In Copenhagen to participate in the Copenhagen Bridge Invitational, Hansen blamed himself for his poor online results and explained that it may be time for him to get better at the game, or to simply play at lower stakes.
"One has to be honest and say that sometimes somebody catches up to you and sometimes somebody surpasses you," Hansen explained. "That has been the case with the results I have had for a long period of time."
Hansen, who sits on top of Denmark’s all-time money list with total live tournament earnings of $11.2 million according to the HendonMob, closed 2014 as the year’s biggest online loser with losses of $5,864,263.
As Chad Holloway pointed out here on PokerNews in his recap of the high stakes online action in 2014, the past year was not the worst for 'The Great Dane' - he closed the prior year $8,461,472 in the red.
"If there’s any silver lining to Hansen's ," Holloway writes, "it's that he lost less than 2013 despite playing nearly the same amount of sessions (1,627 in 2013 to 1,604 this year) and more hands (200,904 to 171,743). His average loss per hand also dropped from a hefty $49.27 in 2013 to a more modest $29.19 in 2014."
"Maybe I’ll have to breathe in and see if I can turn things around," Hansen told Pokernyhederne. "Under any circumstances use some time to analyze my game and improve. Maybe that won't happen, maybe I'll begin playing some more tournaments, even though it has been a while since I had a result."
Among the reasons behind his lack of results, Hansen mentioned his disastrous table selection and his inability to deal with one of poker's most complicated challenges: tilt.
"If you should rate my table selection," Hansen said, "it would be about the worst that has ever been seen. Also, my tilt factor is about the worst in the world and my stubbornness is about the worst. It's obvious that some of these factors have weighed in a led to bad my results."
This is not the first time Hansen discussed his difficulty in dealing with big losses. During the 2013 Full Tilt Poker Festival held in Ireland, Hansen explained that he felt like he was missing something. "Maybe I'm outdated. I am kind of questioning myself,” Hansen said.
"I think every competitive player has to question himself at some point and ask 'has the game surpassed me? Am I rusty? Am I not good enough in this game anymore?' I'm asking myself questions and that keeps me up at night. Especially when I go on a big losing streak as I am."
"I don’t have any poker plan right now"
During the interview recorded in Copenhagen, Hansen touched on the end of his sponsorship deal with Full Tilt, saying that "perhaps it was a good time for me to break up" with the room
"I had a long relationship with Full Tilt. It has been a good relation and it still is," he continued. "Perhaps it was a good time for me to break up with Full Tilt. Maybe it happened at the right time for me to get some breathing space."
Hansen took a break from the online high stakes action after his relationship with Full Tilt ended, but it did not help turn his losing streak around. He returned in December and finished the month with a small loss.
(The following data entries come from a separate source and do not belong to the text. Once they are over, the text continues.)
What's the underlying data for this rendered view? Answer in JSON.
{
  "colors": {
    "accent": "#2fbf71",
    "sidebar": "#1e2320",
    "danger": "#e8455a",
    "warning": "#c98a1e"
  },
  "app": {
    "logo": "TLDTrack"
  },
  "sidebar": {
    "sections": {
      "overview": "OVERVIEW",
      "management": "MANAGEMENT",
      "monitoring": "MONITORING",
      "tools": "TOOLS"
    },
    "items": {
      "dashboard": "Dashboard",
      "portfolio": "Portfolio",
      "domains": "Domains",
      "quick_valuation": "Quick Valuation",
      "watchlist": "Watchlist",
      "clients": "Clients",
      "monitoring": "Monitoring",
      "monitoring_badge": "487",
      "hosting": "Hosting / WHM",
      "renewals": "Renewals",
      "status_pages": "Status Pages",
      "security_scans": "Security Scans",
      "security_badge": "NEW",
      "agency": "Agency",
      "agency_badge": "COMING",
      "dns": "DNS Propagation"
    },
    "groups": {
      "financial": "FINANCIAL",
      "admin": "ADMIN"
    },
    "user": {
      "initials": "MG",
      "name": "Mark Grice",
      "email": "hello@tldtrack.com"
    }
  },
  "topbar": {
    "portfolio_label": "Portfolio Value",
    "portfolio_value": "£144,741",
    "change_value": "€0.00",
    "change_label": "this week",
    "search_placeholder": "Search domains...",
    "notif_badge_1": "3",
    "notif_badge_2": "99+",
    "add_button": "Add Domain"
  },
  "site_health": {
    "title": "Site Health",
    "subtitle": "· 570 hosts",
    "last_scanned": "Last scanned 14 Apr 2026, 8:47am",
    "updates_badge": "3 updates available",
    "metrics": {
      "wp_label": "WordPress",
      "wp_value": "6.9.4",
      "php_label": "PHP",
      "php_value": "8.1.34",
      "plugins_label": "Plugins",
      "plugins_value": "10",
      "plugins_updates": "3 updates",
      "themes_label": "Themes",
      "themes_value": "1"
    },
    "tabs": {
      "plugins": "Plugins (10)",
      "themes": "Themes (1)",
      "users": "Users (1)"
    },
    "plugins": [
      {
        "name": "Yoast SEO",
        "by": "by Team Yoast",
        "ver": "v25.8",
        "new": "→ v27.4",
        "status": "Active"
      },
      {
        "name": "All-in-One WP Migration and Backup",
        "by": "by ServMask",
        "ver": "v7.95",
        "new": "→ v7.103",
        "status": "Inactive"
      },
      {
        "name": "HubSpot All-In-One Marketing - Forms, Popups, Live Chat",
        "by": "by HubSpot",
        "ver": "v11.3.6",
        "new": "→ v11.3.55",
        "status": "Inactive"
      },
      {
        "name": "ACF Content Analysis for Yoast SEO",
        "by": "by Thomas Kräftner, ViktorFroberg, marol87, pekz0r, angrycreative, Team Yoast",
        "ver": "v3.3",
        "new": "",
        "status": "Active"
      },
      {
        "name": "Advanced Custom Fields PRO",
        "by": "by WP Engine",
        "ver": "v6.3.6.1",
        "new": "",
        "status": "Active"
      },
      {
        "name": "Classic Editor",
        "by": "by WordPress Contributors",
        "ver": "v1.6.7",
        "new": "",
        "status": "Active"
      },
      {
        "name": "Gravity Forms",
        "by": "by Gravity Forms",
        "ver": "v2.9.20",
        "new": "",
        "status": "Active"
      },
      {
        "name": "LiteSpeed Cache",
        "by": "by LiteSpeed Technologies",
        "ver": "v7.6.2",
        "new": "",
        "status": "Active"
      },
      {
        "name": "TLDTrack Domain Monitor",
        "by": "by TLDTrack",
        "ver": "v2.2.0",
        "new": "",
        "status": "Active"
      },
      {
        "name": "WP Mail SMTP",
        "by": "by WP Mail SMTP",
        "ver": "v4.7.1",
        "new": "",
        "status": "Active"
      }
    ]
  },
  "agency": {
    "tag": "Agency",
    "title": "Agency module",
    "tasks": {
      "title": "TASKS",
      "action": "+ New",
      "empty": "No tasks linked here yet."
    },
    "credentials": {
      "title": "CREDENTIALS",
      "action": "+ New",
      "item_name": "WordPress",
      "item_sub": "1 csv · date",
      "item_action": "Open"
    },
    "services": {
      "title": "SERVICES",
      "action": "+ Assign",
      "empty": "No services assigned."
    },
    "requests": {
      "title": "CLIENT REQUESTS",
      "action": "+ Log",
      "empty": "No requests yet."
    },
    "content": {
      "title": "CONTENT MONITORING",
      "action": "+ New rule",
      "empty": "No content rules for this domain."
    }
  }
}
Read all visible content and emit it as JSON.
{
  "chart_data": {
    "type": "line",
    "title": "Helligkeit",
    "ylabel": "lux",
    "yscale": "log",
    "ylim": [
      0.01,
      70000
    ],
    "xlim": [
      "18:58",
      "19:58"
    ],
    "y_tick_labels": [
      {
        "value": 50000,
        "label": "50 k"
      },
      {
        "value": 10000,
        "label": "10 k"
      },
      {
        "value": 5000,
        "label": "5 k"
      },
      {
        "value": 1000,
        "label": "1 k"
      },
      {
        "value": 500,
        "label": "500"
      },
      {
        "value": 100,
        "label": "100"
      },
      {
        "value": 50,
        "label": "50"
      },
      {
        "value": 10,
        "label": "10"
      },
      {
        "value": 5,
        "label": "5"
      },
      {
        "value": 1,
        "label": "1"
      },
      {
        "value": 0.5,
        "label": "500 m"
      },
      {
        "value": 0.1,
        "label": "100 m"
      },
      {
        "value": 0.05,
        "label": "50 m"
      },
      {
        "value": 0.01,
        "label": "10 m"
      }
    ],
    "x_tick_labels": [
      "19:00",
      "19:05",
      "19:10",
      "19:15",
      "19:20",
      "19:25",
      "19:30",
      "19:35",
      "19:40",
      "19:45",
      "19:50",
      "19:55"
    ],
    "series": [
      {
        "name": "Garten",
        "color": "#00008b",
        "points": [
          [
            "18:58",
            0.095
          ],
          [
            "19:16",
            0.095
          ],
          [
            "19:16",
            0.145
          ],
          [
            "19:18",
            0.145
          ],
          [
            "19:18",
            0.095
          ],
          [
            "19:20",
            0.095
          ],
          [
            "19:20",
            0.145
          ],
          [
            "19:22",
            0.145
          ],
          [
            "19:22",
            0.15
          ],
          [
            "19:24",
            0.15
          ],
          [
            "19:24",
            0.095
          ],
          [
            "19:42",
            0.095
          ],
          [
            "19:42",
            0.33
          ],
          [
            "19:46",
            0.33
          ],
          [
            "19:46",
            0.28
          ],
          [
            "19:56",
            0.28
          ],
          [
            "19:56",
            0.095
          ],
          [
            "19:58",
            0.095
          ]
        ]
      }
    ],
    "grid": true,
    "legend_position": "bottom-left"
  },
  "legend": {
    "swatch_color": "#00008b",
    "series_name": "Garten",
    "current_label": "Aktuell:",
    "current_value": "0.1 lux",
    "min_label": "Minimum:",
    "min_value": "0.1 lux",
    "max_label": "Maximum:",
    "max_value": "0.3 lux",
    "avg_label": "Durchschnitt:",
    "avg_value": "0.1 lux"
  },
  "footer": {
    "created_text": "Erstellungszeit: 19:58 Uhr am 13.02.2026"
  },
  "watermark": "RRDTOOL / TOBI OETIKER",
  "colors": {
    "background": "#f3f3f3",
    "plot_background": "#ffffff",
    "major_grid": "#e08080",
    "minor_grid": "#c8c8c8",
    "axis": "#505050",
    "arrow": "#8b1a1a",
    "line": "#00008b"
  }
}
"I didn't play well; there were many factors I didn't have control of. I wanted to give it a shot after a long break, but I didn't feel I was ready to enter in the lion's cage, and that’s how it can feel when you play pot-limit Omaha against some of the best players in the world."
"I have the World Series of Poker and the European Poker Tour in Monaco on my schedule, but I don't even know what will happen until then," Hansen explained when asked about his future plans.
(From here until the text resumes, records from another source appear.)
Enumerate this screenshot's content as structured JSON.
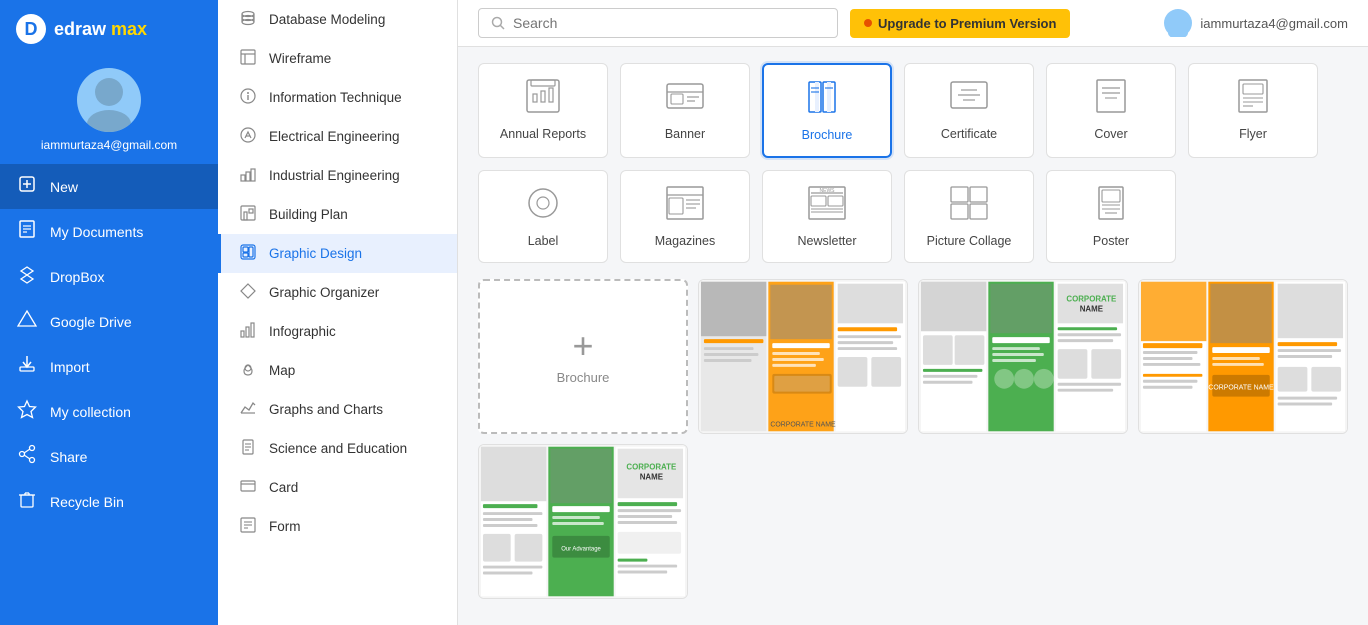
{
  "app": {
    "name": "edraw",
    "name_highlight": "max",
    "logo_letter": "D"
  },
  "user": {
    "email": "iammurtaza4@gmail.com",
    "avatar_icon": "👤"
  },
  "topbar": {
    "search_placeholder": "Search",
    "upgrade_label": "Upgrade to Premium Version"
  },
  "sidebar_nav": [
    {
      "id": "new",
      "label": "New",
      "icon": "➕",
      "active": true
    },
    {
      "id": "my-documents",
      "label": "My Documents",
      "icon": "📄",
      "active": false
    },
    {
      "id": "dropbox",
      "label": "DropBox",
      "icon": "📦",
      "active": false
    },
    {
      "id": "google-drive",
      "label": "Google Drive",
      "icon": "△",
      "active": false
    },
    {
      "id": "import",
      "label": "Import",
      "icon": "📥",
      "active": false
    },
    {
      "id": "my-collection",
      "label": "My collection",
      "icon": "⭐",
      "active": false
    },
    {
      "id": "share",
      "label": "Share",
      "icon": "↗",
      "active": false
    },
    {
      "id": "recycle-bin",
      "label": "Recycle Bin",
      "icon": "🗑",
      "active": false
    }
  ],
  "middle_menu": [
    {
      "id": "database-modeling",
      "label": "Database Modeling",
      "icon": "db",
      "active": false
    },
    {
      "id": "wireframe",
      "label": "Wireframe",
      "icon": "wf",
      "active": false
    },
    {
      "id": "information-technique",
      "label": "Information Technique",
      "icon": "it",
      "active": false
    },
    {
      "id": "electrical-engineering",
      "label": "Electrical Engineering",
      "icon": "ee",
      "active": false
    },
    {
      "id": "industrial-engineering",
      "label": "Industrial Engineering",
      "icon": "ie",
      "active": false
    },
    {
      "id": "building-plan",
      "label": "Building Plan",
      "icon": "bp",
      "active": false
    },
    {
      "id": "graphic-design",
      "label": "Graphic Design",
      "icon": "gd",
      "active": true
    },
    {
      "id": "graphic-organizer",
      "label": "Graphic Organizer",
      "icon": "go",
      "active": false
    },
    {
      "id": "infographic",
      "label": "Infographic",
      "icon": "in",
      "active": false
    },
    {
      "id": "map",
      "label": "Map",
      "icon": "mp",
      "active": false
    },
    {
      "id": "graphs-and-charts",
      "label": "Graphs and Charts",
      "icon": "gc",
      "active": false
    },
    {
      "id": "science-and-education",
      "label": "Science and Education",
      "icon": "se",
      "active": false
    },
    {
      "id": "card",
      "label": "Card",
      "icon": "cd",
      "active": false
    },
    {
      "id": "form",
      "label": "Form",
      "icon": "fm",
      "active": false
    }
  ],
  "category_cards": [
    {
      "id": "annual-reports",
      "label": "Annual Reports",
      "selected": false
    },
    {
      "id": "banner",
      "label": "Banner",
      "selected": false
    },
    {
      "id": "brochure",
      "label": "Brochure",
      "selected": true
    },
    {
      "id": "certificate",
      "label": "Certificate",
      "selected": false
    },
    {
      "id": "cover",
      "label": "Cover",
      "selected": false
    },
    {
      "id": "flyer",
      "label": "Flyer",
      "selected": false
    },
    {
      "id": "label",
      "label": "Label",
      "selected": false
    },
    {
      "id": "magazines",
      "label": "Magazines",
      "selected": false
    },
    {
      "id": "newsletter",
      "label": "Newsletter",
      "selected": false
    },
    {
      "id": "picture-collage",
      "label": "Picture Collage",
      "selected": false
    },
    {
      "id": "poster",
      "label": "Poster",
      "selected": false
    }
  ],
  "templates": {
    "new_label": "Brochure",
    "items": [
      {
        "id": "tpl1",
        "style": "orange-corp"
      },
      {
        "id": "tpl2",
        "style": "green-corp"
      },
      {
        "id": "tpl3",
        "style": "orange-corp-2"
      },
      {
        "id": "tpl4",
        "style": "green-corp-2"
      }
    ]
  },
  "colors": {
    "primary": "#1a73e8",
    "accent": "#ffc107",
    "sidebar_bg": "#1a73e8",
    "selected_card_border": "#1a73e8"
  }
}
Meanwhile, however, the Great Dane seems keen to get into new adventures outside of poker, especially if he continues to see his name at the top of the biggest losers' list.
Earlier this month, Hansen announced that he has invested millions in a company named Bridge+ Company, a Danish firm that promises to solve some of bridge's most common problems with a tool named Bridge+ Dealer.
"I have learned to play bridge before I have learned to play poker, so one could say that I have 'returned' to the game," Hansen said jokingly. "During the last couple of years I have restarted to read about bridge and I have played in some smaller tournaments. I think it’s a really fun game."
"I have given playing more bridge some thoughts," Hansen continued. "Not as a professional bridge player though, as I am not good enough. Even if, hopefully, I will become a little better."
At the same time, however, he also plans to keep one foot in the poker world, as he admitted that he may get on 2/4 or 5/10 pot-limit Omaha games in order to "not get too rusty."